> _What the task asks_: What do the entries below say? Restate them word for word.

> _The records_:

:::

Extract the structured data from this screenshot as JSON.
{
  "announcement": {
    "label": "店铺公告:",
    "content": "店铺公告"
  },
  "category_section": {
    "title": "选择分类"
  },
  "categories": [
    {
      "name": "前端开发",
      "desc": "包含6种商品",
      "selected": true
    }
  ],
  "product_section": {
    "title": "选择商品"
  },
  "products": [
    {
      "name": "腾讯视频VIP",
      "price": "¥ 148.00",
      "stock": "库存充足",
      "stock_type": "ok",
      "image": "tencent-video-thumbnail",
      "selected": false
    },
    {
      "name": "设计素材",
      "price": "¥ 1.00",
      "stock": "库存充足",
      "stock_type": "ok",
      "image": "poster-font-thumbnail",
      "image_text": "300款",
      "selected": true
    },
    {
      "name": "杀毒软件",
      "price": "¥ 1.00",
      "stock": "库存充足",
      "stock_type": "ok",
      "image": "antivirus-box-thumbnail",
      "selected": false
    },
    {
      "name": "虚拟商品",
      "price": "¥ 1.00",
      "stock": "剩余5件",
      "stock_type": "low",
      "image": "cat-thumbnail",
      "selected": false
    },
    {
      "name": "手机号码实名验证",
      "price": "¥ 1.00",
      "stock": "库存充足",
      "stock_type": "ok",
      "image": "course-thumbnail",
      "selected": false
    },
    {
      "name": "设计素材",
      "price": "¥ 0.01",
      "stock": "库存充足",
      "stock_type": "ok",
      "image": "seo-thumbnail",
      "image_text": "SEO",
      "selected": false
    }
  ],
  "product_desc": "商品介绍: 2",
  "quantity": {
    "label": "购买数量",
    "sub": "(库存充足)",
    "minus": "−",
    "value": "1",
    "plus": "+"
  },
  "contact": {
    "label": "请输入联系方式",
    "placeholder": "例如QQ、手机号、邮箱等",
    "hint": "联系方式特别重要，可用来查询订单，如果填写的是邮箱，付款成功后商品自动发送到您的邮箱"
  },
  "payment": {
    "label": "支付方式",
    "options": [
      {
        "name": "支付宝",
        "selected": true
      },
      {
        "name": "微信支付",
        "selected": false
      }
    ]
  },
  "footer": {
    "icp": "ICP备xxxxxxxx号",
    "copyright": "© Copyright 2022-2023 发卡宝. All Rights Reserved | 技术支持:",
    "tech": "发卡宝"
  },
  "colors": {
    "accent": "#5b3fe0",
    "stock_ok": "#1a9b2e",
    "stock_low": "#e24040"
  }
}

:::

> _Task answer_:
Extract the structured data from this screenshot as JSON.
{
  "announcement": {
    "label": "店铺公告:",
    "content": "店铺公告"
  },
  "category_section": {
    "title": "选择分类"
  },
  "categories": [
    {
      "name": "前端开发",
      "desc": "包含6种商品",
      "selected": true
    }
  ],
  "product_section": {
    "title": "选择商品"
  },
  "products": [
    {
      "name": "腾讯视频VIP",
      "price": "¥ 148.00",
      "stock": "库存充足",
      "stock_type": "ok",
      "image": "tencent-video-thumbnail",
      "selected": false
    },
    {
      "name": "设计素材",
      "price": "¥ 1.00",
      "stock": "库存充足",
      "stock_type": "ok",
      "image": "poster-font-thumbnail",
      "image_text": "300款",
      "selected": true
    },
    {
      "name": "杀毒软件",
      "price": "¥ 1.00",
      "stock": "库存充足",
      "stock_type": "ok",
      "image": "antivirus-box-thumbnail",
      "selected": false
    },
    {
      "name": "虚拟商品",
      "price": "¥ 1.00",
      "stock": "剩余5件",
      "stock_type": "low",
      "image": "cat-thumbnail",
      "selected": false
    },
    {
      "name": "手机号码实名验证",
      "price": "¥ 1.00",
      "stock": "库存充足",
      "stock_type": "ok",
      "image": "course-thumbnail",
      "selected": false
    },
    {
      "name": "设计素材",
      "price": "¥ 0.01",
      "stock": "库存充足",
      "stock_type": "ok",
      "image": "seo-thumbnail",
      "image_text": "SEO",
      "selected": false
    }
  ],
  "product_desc": "商品介绍: 2",
  "quantity": {
    "label": "购买数量",
    "sub": "(库存充足)",
    "minus": "−",
    "value": "1",
    "plus": "+"
  },
  "contact": {
    "label": "请输入联系方式",
    "placeholder": "例如QQ、手机号、邮箱等",
    "hint": "联系方式特别重要，可用来查询订单，如果填写的是邮箱，付款成功后商品自动发送到您的邮箱"
  },
  "payment": {
    "label": "支付方式",
    "options": [
      {
        "name": "支付宝",
        "selected": true
      },
      {
        "name": "微信支付",
        "selected": false
      }
    ]
  },
  "footer": {
    "icp": "ICP备xxxxxxxx号",
    "copyright": "© Copyright 2022-2023 发卡宝. All Rights Reserved | 技术支持:",
    "tech": "发卡宝"
  },
  "colors": {
    "accent": "#5b3fe0",
    "stock_ok": "#1a9b2e",
    "stock_low": "#e24040"
  }
}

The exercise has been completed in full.